2021 GW New Venture Competition 101: “Insider Tips on How to Compete”
Saturday, January 23 | 1:00 – 2:00 pm and
Tuesday, January 26 | 5:00 – 6:00 pm
Register (A virtual room link will be sent to you later)
Did you know that the GW New Venture Competition (GW NVC) is one of the largest collegiate entrepreneurship competitions in the country? Students will be vying for over $500,000 in cash and prizes to help take their startup to the next level. Want to learn more?

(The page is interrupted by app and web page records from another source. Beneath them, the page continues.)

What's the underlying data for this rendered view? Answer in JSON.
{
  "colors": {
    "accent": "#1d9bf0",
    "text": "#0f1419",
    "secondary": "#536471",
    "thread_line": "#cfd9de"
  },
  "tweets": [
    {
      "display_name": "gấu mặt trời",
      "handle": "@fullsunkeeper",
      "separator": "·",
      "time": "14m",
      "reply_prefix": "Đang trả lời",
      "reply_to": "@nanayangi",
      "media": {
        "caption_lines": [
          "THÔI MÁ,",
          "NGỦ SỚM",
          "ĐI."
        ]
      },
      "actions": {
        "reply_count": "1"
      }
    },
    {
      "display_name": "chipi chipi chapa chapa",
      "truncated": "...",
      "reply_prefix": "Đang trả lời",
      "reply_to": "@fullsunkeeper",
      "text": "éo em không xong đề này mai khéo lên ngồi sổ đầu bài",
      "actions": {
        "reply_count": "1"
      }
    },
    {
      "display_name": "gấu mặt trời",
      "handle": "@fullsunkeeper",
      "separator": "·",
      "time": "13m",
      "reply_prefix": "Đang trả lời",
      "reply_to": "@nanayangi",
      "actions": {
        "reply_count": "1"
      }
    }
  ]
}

Join us for a virtual discussion with the NVC team to get tips and tricks on how to make your application a winning one!

 

GW New Venture Competition Alumni Panel
Wednesday, January 27
5:00 – 6:30 pm
Register (A virtual room link will be sent to you later)
Are you thinking of entering the 2021 GW New Venture Competition yourself or curious about what it’s like to participate? Find out from our past NVC student alumni panel. Plus learn about their tips on how to make it to the NVC finals and what they wish they had known before applying. Join us for a great panel discussion with our NVC alumni panelists.

 

External Events
GW Undergraduate Series: “The First Moon Landing: A History in Artifacts”
Tuesday, February 2
2:30 – 3:30 pm
Register (Students must register in advance using their GW email address. After registering, you will receive a confirmation email containing information about joining the meeting.)
The material legacy of the Apollo program is immense. Thousands of artifacts from rocket engines to spacesuits to the ephemera of life aboard a spacecraft are represented in the Smithsonian’s collections. In this presentation, Dr. Teasel Muir-Harmony, curator of the Apollo collection at the Smithsonian National Air and Space Museum, reassesses the history of the Moon landing through the most evocative objects of the Space Age. Dr. Rachel Riedner, associate dean of undergraduate studies, will moderate the discussion. This session is part of the GW Undergraduate Series, “Can't Get to DC Museums, Historical Sites, and Political Institutions? We will bring them to you!”